Article by Polina Wilson
Six Lessons From Three Years Of Working From Home
Three and a half years ago, I packed my bags and moved to California from New York with my husband for a job opportunity he couldn’t pass up.
Thankfully, I was able to keep my role as a people director for an incredible adtech company after working for them for a year in the local NY office. It was meant to be a work-from-home trial, but fast forward years, and the trial has proven successful — and I’ve been working remotely ever since.
Never did I think that in 2020 all of my co-workers around the globe would also be working from their homes, parents’ homes, friends’ homes, summer homes or wherever else the pandemic has allowed them to shelter and turn their kitchen desks into work desks. Here are six lessons and strategies I’ve learned over the years to ensure success in working from home.
1. Make yourself seen. When you aren’t in the office, it’s important that you are still seen virtually. Slack, Google Hangouts, Zoom, emails, funny gifs — do whatever you need to ensure your voice is heard as often as possible. It’s easier to be forgotten about when you aren’t circling around the cookies and candy in the kitchen, so be sure to put in the effort to make your voice heard.
2. Maintain relationships. The onus is on you to be a part of the conversation. Often, people pull each other into meetings or conversations on the fly, so it’s easy to lose sight of what’s going on in the business. If you’re physically removed from the office, you have to work that much harder to ensure you aren’t accidentally removed from the conversations as well. Check in with your key stakeholders to ensure they feel supported. Likewise, check in with your new hires and anyone else to ensure you are getting a good read on the office temperature.
3. Have predictable availability. Create a standing weekly “open house” where employees can come to you with any questions, insights, concerns or just for a regular check-in. The predictability of this weekly meeting creates an opportunity for you to remind people you are available for whatever they need. Just because you are not (physically) there, doesn’t mean you aren’t there for them.
4. Give prompt responses. When people can’t see that you’re in a meeting or wrapped up with a spreadsheet at your desk, they don’t realize you may be preoccupied with something else when working from home. Keep your response time for email and messages to under 60 minutes (ideally 30), even if it’s a quick response as simple as that you will circle back later in the day. This not only keeps you accountable, but also ensures your colleagues aren’t wondering what you’re doing.
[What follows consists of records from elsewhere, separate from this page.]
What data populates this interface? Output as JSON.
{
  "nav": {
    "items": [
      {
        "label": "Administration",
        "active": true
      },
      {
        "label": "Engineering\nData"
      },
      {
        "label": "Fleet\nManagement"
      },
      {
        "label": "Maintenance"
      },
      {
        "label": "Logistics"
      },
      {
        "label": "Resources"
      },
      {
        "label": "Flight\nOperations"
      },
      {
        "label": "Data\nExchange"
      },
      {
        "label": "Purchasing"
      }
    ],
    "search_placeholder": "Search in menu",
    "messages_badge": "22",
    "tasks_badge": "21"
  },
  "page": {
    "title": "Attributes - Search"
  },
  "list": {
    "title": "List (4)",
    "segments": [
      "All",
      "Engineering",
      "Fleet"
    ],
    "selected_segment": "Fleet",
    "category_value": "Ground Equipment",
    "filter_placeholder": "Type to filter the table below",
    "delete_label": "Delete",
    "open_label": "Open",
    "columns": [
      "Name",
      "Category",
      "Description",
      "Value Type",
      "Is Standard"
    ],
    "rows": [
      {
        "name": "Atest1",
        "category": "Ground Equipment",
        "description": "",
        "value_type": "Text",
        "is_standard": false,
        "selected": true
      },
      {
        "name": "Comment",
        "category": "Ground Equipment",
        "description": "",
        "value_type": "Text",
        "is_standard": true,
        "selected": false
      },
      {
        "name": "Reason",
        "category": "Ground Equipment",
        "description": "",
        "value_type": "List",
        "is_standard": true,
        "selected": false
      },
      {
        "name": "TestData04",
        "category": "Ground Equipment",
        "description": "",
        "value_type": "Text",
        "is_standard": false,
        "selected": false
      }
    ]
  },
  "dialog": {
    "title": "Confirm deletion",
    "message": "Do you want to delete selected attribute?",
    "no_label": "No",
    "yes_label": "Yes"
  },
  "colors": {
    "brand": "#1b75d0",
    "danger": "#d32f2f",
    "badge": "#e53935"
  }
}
5. Create calendar transparency. Keep your calendar public and up to date with any meetings you have, but also make sure you block out time to show which projects you are working on. This allows colleagues to set aside time with you when you’re available, but also provides proof of your responsibilities and deliverables. It’s important you add visibility to your ongoing projects and initiatives.
6. Don’t burn out. When working for home, you do find yourself with extra time on your hands. Blame it on shorter walks to the bathroom, less coffee and snacking in the kitchen, and, of course, less casual chitchat around weekend plans, new restaurant openings and what’s happening on the newest binge-worthy TV show. It’s natural to feel the need to constantly prove your commitment and diligence, so be sure to maintain a schedule and organize breaks for yourself. You won’t do your best work staring at a screen for six hours straight. So, get up, and get fresh air, or pour yourself a tall glass of ice water. Move around to give your eyes and mind a break from the screen. Also try to stick to your set hours. The work will always be there when you log back in at 9 a.m., so don’t work into the late hours too often because it can become a habit that’s difficult to maintain and eventually break out of.
During the past few months, almost the entire global workforce has been put into the same work-from-home trial as I was a few years back. The results? Some people love it and would exclusively work this way going forward. Others? Not so much. Suburbanites love saving time on their commute. Introverts may love spending time in their safe space at home. Those who burn the midnight oil may be benefitting from more time at home with their families. Others have found the opposite to be true and miss the days of collaborating around a huge table and throwing around ideas with desk mates.
No matter what camp you fall into, one thing rings true: You need to be able to successfully work from home, deliver results and be productive, whether it’s for another few weeks or for an extended period of time down the line. Working from home may not be here to stay indefinitely, but it definitely has a seat at the table for the long term.